All therapists say, “Remain calm.” So, I try to suppress my desire to yell. I try to suppress my desire to get in her face and tell her why I’m a good mom. I try to suppress my desire to slam a door. I even try to suppress my instinct to burst into tears. This requires training. I used to fail more than succeed. Now, the reverse is true. Like an athlete, my goal remains on helping my daughter attach and heal.

 Like a Farmer

Farmers work hard.

Farmers are patient.

Farmers hope for a good harvest.

Farming is tedious work. Not glamorous. Day in and day out, farmers sow seeds, water crops, pull weeds, and more. Then they wait patiently to reap what they’ve sown.

Like a farmer, I sow seeds too. Mine are seeds of love. I water with patience, compassion, and play. I pull the weeds of insults and dysregulation by modeling desired words and behaviour.  The fruits of my labour will take time to produce a good result. That’s okay. I’m in this for the long haul.

The Role of Compassion in Attachment

I thought my nine-year old daughter and I were in a good space.

“Mommy. Watch me do my gymnastics.”

I “ooohed” and “aaahed” as I watched her twirl and twist her body in ways I could only imagine doing. She soaked up my attention and beamed. Our half hour together felt blissful. But then, her mood changed. Continue reading “The Role of Compassion in Attachment”

5 Tips to Bring Out the Joy Between Biological and Adopted Children

“Count to 40,” my daughter hollered to her older brother. Then she turned her attention to me.

“Mommy. Mommy. Where should I hide?”

“Right here,” I said. Her eyes lit up and she squeezed her skinny 9-year-old body into the kitchen cupboard.

Footsteps came thumping down the stairs. “I’m going to find you,” her brother teased.

Giggles emerged from the kitchen cupboard.

“Aha. Got you,” he declared.

My daughter grinned from ear to ear. “My turn to count,” she squealed, and the game continued.

Whether it’s my 13 or 14-year-old son playing this game with their sister, it always delights. Nothing warms my heart more than seeing my children happy and getting along. I’ve worked tirelessly to achieve moments of harmony between my biological sons and my adopted daughter. It’s been a struggle, but I’ve learned some lessons along the way. They include: Continue reading “5 Tips to Bring Out the Joy Between Biological and Adopted Children”

6 Tips for Navigating Openness in Relationships

I switched schools in fourth grade. Nervous excitement consumed me on the first day. I wondered, What will the kids be like? Will they be nice? Will I make a friend?
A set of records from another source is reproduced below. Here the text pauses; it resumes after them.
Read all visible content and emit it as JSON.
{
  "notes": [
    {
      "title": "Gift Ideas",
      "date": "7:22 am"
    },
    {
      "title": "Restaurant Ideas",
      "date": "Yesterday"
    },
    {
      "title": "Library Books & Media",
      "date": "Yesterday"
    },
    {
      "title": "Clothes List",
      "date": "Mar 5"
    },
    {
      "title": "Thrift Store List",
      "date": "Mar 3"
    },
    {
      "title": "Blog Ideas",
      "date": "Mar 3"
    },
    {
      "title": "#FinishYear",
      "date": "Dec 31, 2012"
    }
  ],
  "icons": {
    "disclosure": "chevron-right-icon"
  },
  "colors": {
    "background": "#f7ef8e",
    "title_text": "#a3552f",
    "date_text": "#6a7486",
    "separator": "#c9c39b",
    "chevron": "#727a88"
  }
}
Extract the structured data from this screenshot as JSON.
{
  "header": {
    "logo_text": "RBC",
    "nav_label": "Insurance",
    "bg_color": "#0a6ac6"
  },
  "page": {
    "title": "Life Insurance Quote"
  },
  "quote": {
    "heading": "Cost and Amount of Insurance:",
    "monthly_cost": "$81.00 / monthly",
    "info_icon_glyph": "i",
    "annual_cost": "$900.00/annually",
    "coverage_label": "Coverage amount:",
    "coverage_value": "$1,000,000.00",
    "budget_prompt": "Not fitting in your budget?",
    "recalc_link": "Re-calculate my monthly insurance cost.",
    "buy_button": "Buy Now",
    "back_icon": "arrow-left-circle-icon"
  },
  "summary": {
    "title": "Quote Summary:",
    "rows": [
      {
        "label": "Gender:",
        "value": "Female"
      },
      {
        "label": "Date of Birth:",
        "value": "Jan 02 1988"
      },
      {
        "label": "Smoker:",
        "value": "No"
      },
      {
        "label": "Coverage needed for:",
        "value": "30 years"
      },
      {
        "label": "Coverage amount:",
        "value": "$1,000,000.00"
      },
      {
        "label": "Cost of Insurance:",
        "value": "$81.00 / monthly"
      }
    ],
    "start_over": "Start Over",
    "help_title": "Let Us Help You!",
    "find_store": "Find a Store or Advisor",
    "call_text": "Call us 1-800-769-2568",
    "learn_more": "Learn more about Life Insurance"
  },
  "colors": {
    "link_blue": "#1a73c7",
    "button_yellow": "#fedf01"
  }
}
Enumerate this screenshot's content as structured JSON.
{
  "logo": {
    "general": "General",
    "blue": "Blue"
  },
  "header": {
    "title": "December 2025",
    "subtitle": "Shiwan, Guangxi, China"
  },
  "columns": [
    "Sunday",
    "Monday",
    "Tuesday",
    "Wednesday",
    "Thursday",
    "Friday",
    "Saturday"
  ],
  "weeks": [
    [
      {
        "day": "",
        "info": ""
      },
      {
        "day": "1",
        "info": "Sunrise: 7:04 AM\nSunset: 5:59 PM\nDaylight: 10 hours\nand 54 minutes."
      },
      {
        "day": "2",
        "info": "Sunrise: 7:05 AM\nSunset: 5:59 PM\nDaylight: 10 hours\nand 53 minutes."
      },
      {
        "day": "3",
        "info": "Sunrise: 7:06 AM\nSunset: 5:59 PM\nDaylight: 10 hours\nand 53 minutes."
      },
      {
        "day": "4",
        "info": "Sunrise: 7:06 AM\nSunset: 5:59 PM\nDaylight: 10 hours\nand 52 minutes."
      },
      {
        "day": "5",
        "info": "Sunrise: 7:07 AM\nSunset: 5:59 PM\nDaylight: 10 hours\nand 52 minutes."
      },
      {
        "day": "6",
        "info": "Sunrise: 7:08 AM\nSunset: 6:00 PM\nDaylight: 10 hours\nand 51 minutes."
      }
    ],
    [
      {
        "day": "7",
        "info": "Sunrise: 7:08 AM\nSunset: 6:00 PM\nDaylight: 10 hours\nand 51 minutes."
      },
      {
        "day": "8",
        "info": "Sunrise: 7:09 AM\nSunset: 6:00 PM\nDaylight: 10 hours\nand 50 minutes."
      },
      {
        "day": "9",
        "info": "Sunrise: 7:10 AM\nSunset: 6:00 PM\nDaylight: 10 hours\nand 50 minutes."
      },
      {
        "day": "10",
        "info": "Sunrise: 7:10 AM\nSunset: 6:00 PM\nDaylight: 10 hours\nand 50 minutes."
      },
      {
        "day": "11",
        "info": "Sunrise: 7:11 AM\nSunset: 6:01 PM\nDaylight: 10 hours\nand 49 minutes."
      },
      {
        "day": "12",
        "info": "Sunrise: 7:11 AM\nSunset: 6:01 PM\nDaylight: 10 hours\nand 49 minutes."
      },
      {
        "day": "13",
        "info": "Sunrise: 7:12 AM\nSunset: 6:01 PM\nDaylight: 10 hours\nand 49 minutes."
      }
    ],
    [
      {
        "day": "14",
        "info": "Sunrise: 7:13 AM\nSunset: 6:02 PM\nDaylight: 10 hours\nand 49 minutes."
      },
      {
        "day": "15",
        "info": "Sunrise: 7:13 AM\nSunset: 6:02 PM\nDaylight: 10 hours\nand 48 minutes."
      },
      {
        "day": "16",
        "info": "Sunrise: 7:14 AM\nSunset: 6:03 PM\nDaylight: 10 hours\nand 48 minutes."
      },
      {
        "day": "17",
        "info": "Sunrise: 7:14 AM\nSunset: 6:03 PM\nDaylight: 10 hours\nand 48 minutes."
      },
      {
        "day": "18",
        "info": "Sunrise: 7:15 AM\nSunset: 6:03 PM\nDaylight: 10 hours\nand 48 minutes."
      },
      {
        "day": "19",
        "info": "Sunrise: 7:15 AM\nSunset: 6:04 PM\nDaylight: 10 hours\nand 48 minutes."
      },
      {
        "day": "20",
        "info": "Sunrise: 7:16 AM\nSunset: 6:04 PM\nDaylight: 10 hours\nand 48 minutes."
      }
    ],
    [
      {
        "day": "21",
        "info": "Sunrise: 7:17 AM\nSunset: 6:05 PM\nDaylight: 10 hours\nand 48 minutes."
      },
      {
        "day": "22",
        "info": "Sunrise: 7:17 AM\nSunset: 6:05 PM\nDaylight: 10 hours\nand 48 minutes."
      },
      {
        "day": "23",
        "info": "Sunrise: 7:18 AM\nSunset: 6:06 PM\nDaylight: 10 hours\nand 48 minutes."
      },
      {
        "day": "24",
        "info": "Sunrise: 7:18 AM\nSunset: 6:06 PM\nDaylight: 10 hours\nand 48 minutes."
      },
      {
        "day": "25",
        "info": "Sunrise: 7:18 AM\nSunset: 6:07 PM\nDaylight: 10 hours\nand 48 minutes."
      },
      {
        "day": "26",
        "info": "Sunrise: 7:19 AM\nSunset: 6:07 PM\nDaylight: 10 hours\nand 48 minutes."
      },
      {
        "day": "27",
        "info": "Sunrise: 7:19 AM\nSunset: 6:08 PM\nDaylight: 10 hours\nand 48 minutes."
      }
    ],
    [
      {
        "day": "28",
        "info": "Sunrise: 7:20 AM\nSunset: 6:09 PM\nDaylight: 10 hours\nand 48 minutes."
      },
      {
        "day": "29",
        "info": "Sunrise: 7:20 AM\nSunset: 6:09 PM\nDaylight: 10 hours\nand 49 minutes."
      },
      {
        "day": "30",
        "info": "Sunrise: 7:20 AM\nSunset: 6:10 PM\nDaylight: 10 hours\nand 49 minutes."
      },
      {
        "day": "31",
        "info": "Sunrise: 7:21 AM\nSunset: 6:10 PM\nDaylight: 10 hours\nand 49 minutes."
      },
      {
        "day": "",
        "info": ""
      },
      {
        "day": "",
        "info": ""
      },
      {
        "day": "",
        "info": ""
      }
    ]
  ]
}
Meeting my adopted daughter’s paternal grandmother reminded me of that day. Butterflies fluttered in my stomach, and my mind raced. What will Grandma be like? Will she be nice? Will we connect? Continue reading “6 Tips for Navigating Openness in Relationships”

Patience and 3 Corresponding Strategies to Diffuse Emotions

My husband and I adopted our daughter with the best intentions. My heart swells with love. Because that’s who I am, I naturally wanted to shower her with goodness, kindness and acceptance. So why, then, did I so often land in a pit of despair? Continue reading “Patience and 3 Corresponding Strategies to Diffuse Emotions”

Our Biological Children’s Journey With Adoption

My children are my prized possession, so when my husband and I adopted our six-year-old daughter two years ago, I grappled with my boys’ intense jealousy and anger. At ages 10 and 11, they seemed okay with the adoption until its permanency became real. Continue reading “Our Biological Children’s Journey With Adoption”